Read through the material below and copy each line in which the word "facebook" occurs.

> _Input data_

__________

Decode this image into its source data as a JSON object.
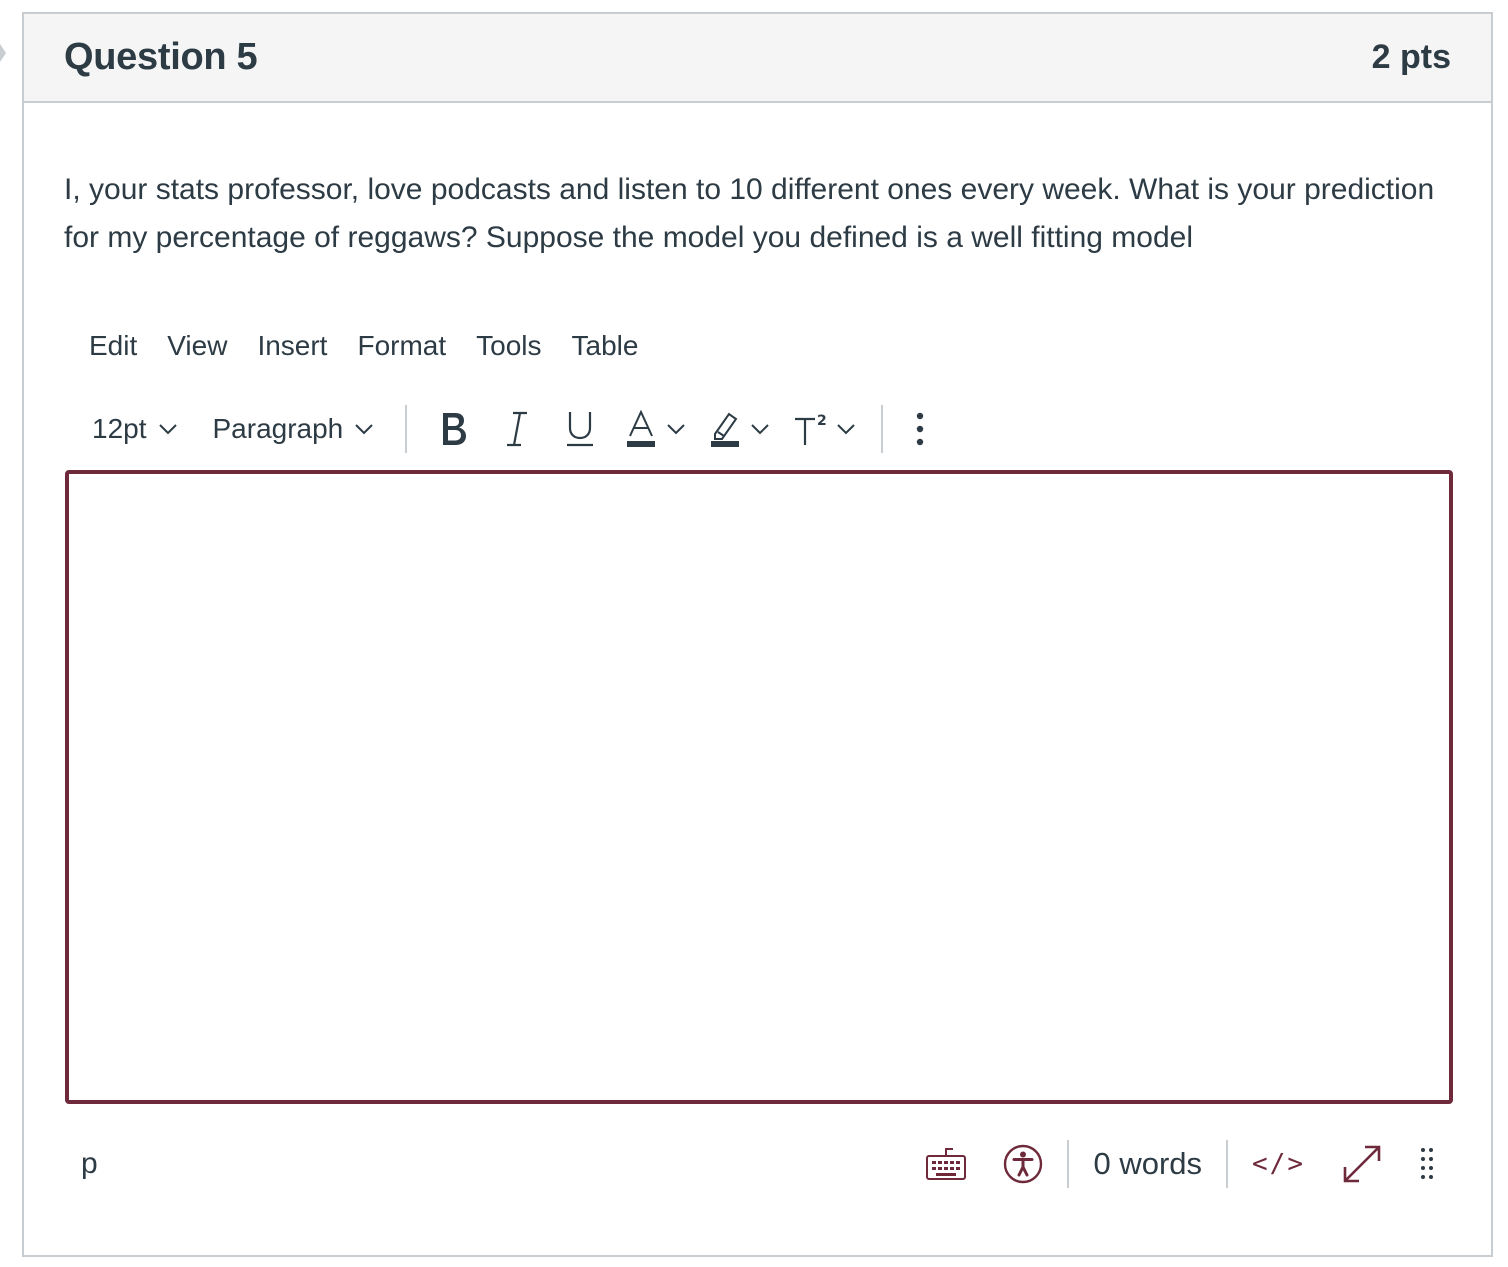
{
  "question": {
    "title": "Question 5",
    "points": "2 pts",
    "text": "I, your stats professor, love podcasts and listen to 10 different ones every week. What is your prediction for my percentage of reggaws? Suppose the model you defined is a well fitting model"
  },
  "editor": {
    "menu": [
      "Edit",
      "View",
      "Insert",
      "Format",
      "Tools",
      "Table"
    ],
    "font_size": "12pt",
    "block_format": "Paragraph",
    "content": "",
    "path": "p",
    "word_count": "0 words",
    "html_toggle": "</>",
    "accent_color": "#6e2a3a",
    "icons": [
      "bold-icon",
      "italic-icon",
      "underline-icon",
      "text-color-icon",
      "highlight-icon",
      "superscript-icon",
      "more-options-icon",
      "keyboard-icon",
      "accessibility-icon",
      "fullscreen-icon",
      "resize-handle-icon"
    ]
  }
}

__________

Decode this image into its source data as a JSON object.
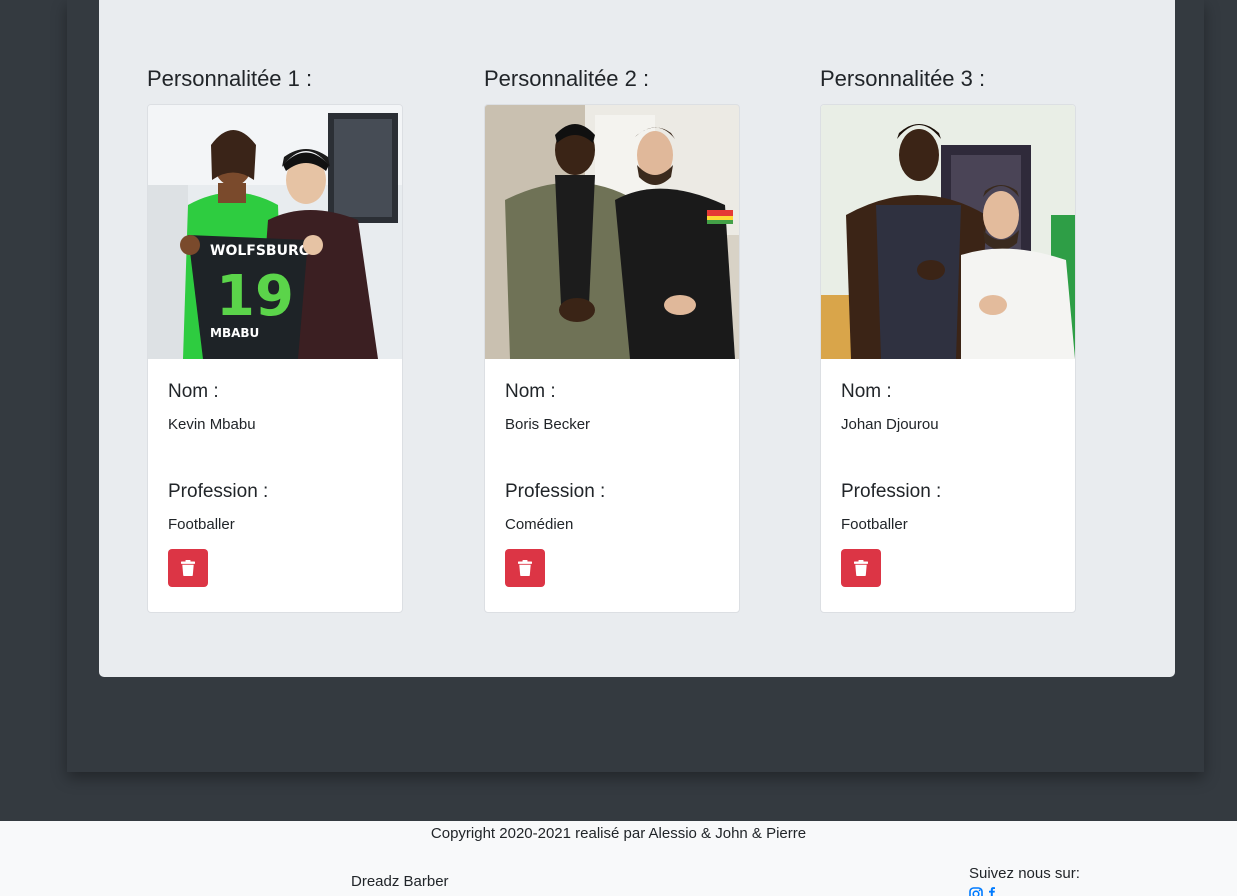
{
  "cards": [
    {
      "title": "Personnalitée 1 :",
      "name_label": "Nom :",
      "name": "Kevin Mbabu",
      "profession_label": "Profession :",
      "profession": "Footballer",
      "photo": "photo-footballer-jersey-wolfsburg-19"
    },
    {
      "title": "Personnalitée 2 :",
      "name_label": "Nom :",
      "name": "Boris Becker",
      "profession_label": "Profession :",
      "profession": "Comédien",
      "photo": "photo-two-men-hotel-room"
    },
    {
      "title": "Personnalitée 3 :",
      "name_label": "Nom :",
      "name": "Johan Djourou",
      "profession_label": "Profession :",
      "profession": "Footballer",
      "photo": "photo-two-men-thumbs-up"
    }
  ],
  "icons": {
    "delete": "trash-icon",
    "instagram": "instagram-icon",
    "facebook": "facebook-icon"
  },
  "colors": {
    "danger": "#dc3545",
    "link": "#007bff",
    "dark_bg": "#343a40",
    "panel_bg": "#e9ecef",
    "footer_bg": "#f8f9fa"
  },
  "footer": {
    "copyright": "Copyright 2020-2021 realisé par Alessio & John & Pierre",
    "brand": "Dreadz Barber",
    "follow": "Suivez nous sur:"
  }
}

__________

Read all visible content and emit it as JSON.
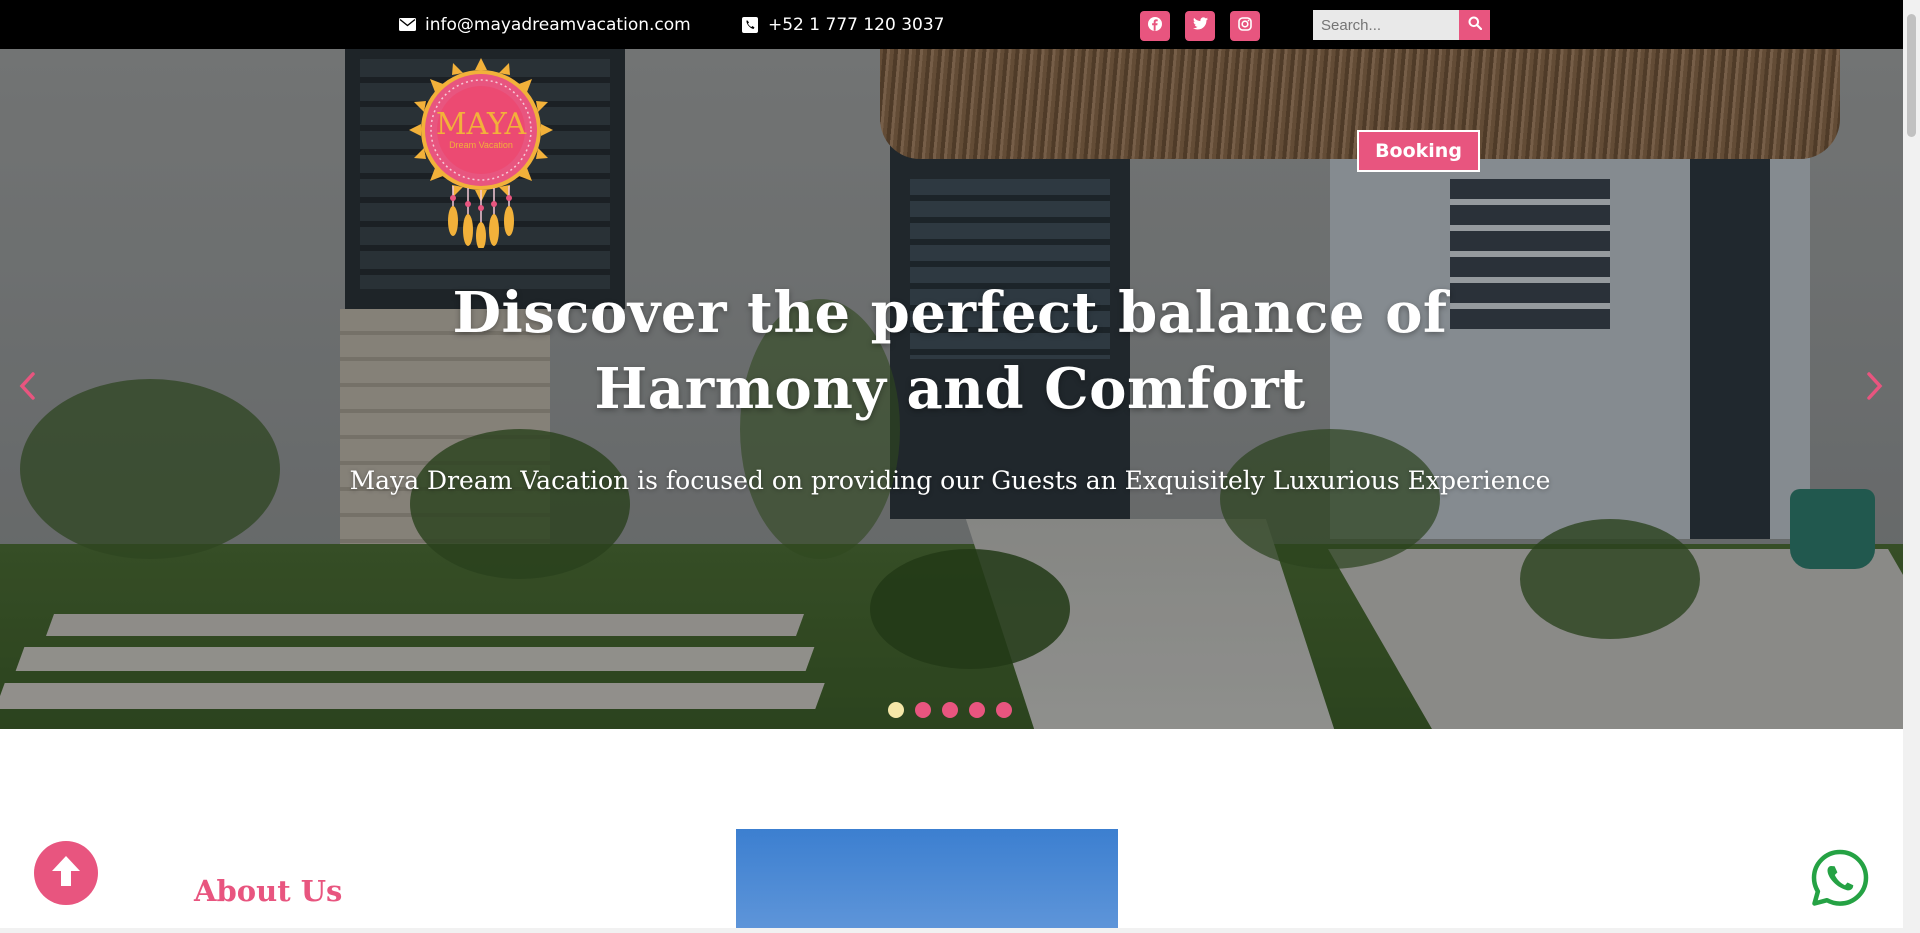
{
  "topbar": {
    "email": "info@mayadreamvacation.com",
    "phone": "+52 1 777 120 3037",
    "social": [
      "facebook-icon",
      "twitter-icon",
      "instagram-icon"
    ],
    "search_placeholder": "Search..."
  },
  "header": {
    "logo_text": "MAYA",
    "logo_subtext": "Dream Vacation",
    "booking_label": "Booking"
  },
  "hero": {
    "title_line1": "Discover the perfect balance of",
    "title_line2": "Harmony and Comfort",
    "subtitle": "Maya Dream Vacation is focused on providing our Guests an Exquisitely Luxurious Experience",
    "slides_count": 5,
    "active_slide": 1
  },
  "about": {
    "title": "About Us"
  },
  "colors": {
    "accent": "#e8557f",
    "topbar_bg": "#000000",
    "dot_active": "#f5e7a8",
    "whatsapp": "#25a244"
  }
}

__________

> _Answer to this exercise_
    "facebook": "facebook-icon"
      "facebook-icon",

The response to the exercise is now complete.